Dr. Irl Hirsch, MD, University of Washington
For decades, we have promoted “diet and exercise” as the backbone of type 2 diabetes management. But I would maintain it is the backbone of everyone’s health, including type 1 diabetes…Though issues of how to do this safely with diabetes to avoid hypoglycemia (or hyperglycemia!) need attention, those who are physically fit do so much better with their sense of well-being, recovery from illness (especially after surgery), and diabetes management itself. We need more research into this topic, and I always marvel at Mike Ridell and Craig Taplin’s work in this area. I also continue to wonder if the reduction of systemic inflammation with exercise in newly diagnosed T1D may help to preserve beta cell function. I hope someone someday does that study, but in the meantime, it is an important message I give to those newly diagnosed and a good message for everyone.
Professor Philip Home, MD, Newcastle University, UK
“Self-empowerment! Blood glucose control if you have type 1 diabetes is often capricious, thanks to the nature of insulin therapy, but continuous glucose monitoring (CGM) really can make a difference. You can see what is happening in real time, and even if you cannot change this, you can take action to adapt what you are doing. This is a real revolution and has already made tens of thousands of people happier.”

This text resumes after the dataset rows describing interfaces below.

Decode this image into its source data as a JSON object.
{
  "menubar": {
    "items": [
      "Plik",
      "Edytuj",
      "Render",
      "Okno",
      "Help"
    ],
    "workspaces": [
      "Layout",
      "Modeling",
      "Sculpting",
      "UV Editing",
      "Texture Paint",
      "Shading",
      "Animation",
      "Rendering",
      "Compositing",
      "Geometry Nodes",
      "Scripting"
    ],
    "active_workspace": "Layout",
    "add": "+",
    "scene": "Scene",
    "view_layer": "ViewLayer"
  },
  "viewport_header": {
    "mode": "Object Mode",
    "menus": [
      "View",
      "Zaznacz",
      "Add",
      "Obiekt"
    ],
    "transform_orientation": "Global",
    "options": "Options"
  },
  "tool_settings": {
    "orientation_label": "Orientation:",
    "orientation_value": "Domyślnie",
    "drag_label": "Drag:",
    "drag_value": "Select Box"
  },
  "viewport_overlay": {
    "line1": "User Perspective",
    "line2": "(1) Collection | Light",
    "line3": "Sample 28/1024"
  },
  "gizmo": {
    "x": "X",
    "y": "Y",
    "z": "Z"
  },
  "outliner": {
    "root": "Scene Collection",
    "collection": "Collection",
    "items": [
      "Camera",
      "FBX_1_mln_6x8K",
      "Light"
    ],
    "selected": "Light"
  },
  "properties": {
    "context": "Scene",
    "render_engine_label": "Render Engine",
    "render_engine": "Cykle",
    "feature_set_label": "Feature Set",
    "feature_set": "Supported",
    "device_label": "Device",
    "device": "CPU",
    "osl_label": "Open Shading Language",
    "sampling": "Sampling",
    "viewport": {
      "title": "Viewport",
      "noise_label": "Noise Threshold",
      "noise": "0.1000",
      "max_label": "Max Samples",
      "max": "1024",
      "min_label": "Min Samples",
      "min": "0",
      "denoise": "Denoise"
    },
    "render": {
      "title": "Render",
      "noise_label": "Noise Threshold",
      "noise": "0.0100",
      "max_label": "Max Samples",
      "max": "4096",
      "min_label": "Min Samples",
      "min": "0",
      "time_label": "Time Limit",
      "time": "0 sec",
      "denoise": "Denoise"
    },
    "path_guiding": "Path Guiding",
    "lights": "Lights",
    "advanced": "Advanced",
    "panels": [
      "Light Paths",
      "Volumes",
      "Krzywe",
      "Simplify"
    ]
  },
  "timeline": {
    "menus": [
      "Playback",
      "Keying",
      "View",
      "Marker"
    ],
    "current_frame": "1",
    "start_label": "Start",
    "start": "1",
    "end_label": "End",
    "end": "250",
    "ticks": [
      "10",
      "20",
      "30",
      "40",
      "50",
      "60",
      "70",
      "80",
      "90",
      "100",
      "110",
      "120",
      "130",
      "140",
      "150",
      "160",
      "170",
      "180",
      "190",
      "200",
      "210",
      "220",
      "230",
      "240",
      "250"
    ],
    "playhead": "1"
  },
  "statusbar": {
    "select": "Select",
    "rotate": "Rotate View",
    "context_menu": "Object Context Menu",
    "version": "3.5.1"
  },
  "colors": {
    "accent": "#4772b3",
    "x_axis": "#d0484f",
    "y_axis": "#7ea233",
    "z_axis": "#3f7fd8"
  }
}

Virginia Valentine, CDE, Diabetes Network, Inc.
My bright spot for the last few months has been the Abbott Freestyle Libre. I have used glucose monitoring for many years – most of the 37 years that I have had diabetes – but getting the complete picture of what happens after meals and overnight has been a real eye opener. A few of my “aha” moments have been seeing how high my glucose goes after cereal, but on the plus side, ice cream isn’t all that bad… yay!
Dr. Barry Ginsberg, MD, Diabetes Technology Consultants
“The bright spot of my medical career was the DCCT. This period of my life was special because of the dedication of both the patients and the providers. As a clinician, for the first time in my career, I had all of the necessary resources and time to treat my patients properly.”
Dr. Roy Taylor, MD, Newcastle University, UK
Type 2 diabetes is caused by a person having more fat in their body than they personally can cope with. This is so irrespective of how heavy they are – it is an individual matter. The brightest spot is that the condition is entirely reversible in most people in the early years after diagnosis. Most people need to lose around 15% of body weight, and it has been possible to devise several ways for people who really want to escape from diabetes to achieve this.
And, finally, Dr. Lutz Heinemann said his bright spot in health was Kelly Close (Founder and Editor-in-Chief of diaTribe) and her team who work to “spread the relevant information about new diagnostic and therapeutic developments so widely – the key to pushing diabetes treatment ahead.” We are so grateful for both diaTribe readers and the diaTribe advisory board and are excited to continue delivering information to empower people living with diabetes.